The Scoters. Yep. We get all three scoters here.  I was shocked as well.  They also can show up during our winter months and are what I would consider rare.  A birder must check the deepest lakes, many times with a scope, to see these birds. During a winter storm, a Black Scoter was blown into the Tucson area.  A year later, I saw my first Surf and White-winged Scoters up in the Phoenix area. They ARE rare and usually are found in December.  

White-winged Scoter
The Goldeneyes.  Both are fairly common in the right habitat.  They are both regular to the state and can reliably be found in certain areas.  The Common Goldeneye can be quite common.  The Barrow's Goldeneye requires a little patience because they look similar to a Common Goldeneye. SO read up on your field marks!  Generally it is found up in the Lake Havasu area where the bird will winter. 

Common Goldeneye

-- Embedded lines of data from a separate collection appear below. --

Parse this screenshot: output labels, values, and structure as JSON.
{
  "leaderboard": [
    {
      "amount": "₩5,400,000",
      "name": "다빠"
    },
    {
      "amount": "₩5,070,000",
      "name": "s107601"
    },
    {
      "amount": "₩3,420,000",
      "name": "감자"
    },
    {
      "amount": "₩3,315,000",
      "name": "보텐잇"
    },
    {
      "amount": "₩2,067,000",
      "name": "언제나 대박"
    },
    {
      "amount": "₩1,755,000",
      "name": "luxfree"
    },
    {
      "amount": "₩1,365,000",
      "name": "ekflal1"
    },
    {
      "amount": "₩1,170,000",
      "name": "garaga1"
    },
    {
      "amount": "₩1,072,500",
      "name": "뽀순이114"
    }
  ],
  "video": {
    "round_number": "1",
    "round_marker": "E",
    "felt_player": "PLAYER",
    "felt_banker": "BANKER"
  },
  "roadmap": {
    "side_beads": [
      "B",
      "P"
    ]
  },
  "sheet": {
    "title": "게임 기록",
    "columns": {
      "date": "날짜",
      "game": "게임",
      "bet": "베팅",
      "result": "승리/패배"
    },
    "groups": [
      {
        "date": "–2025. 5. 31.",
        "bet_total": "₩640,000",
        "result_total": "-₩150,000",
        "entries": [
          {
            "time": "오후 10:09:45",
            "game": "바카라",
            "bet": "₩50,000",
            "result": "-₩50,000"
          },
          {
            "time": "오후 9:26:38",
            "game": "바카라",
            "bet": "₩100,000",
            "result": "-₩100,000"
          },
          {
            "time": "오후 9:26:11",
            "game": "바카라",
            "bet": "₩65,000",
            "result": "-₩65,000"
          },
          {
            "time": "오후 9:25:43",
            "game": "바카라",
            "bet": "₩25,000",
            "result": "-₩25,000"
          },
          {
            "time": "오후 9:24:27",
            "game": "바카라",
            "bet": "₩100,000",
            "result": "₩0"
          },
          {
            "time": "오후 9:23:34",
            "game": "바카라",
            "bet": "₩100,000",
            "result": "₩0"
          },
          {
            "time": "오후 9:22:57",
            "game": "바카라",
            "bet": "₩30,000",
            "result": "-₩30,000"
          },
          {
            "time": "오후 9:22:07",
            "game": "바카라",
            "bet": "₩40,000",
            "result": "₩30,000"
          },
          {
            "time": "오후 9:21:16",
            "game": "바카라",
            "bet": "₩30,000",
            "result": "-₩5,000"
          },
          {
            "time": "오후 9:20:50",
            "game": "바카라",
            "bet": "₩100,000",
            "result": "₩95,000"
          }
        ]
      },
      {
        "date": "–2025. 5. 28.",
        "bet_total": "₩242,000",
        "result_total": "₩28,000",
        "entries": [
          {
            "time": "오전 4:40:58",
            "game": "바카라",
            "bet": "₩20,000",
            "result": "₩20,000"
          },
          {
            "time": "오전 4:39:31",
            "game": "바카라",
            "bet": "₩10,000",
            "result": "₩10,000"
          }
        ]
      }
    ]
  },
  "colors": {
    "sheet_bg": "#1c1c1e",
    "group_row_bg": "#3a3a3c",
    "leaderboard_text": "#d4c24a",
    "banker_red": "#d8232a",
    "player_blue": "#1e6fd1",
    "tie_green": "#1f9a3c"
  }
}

Wigeons.  And finally, let's talk about our wigeon crew.  American Wigeons flock to Arizona in the THOUSANDS during the winter months. A few do stay during our summer months.  American Wigeons are easily found around our area but it's the Eurasian Wigeon that everyone hopes to spy.  Over the past several years, a Phoenix park and a lake in Willcox have been home to several Eurasian Wigeons.  They can be a regular "rarity" among the thousands of American Wigeons.  The trick here is having a little patience and picking one out from the crowd:)

American and Eurasian Wigeon side by side
Winter birding is fun and relatively easy.  It's made better with a scope and a cup of coffee.  There are MANY more birds that are found alongside our AZ duck crowd and I'll cover those in the next several blog posts.  Our next feature will be geese and swans. As we get into different bird groups, things will get more interesting as theories begin to develop for certain birds.  Until next time....